    5. Also attached hereto, as Exhibit B, is just one letter the undersigned wrote to Governor Scott and the Clemency Board which they chose to ignore. This Court’s welcome ruling as to felon re-enfranchisement cannot be similarly ignored.
    6. Also attached hereto, as Exhibit C, is Thompson’s recent letter to the editor published by the New York Times in response to its editorial about Florida’s shameful permanent disenfranchisement of felons. All of these attachments hereto are submitted not for any vain glorious reason but rather in an attempt to persuade this Court that the undersigned knows something about this issue and that the Court, it is humbly suggested, may benefit from the undersigned’s and his pupils’ perspectives on this issue.
    7. Additionally, Thompson, as a graduate of a respected Christian seminary after his disbarment should like to share with this Court some of the historical and Judeo Christian Biblical underpinnings supportive of the notion of felon re-enfranchisement. Any nation or state or government official that does not provide for restoration of civil rights has lost its right to assert as true its Bible-based faith, since forgiveness, mercy, grace, and rehabilitation are core Biblical principles.
    8. Given the understandable shortness of time between this Court’s recent ruling and the February 18 deadline, Thompson has not had the time to draft and thus tender with this motion his amicus curiae brief, but he will be able to timely do so if amicus status is graciously granted by this honorable court.
    I HEREBY CERTIFY that copies hereof have been provided this day, February 3, 2018, to all record counsel herein by electronic means.

    ________________________________________
    John B. Thompson, Former FB #231665
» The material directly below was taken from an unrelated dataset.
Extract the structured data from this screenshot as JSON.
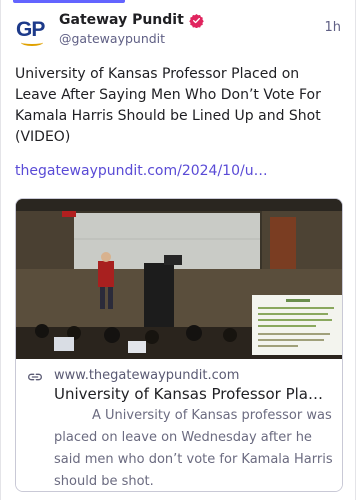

    5721 Riviera Drive
    Coral Gables, Florida 33146
    amendmentone@comcast.net
    Phones: land 305-666-4366, cell 305-588-3005

Show Buttons
Hide Buttons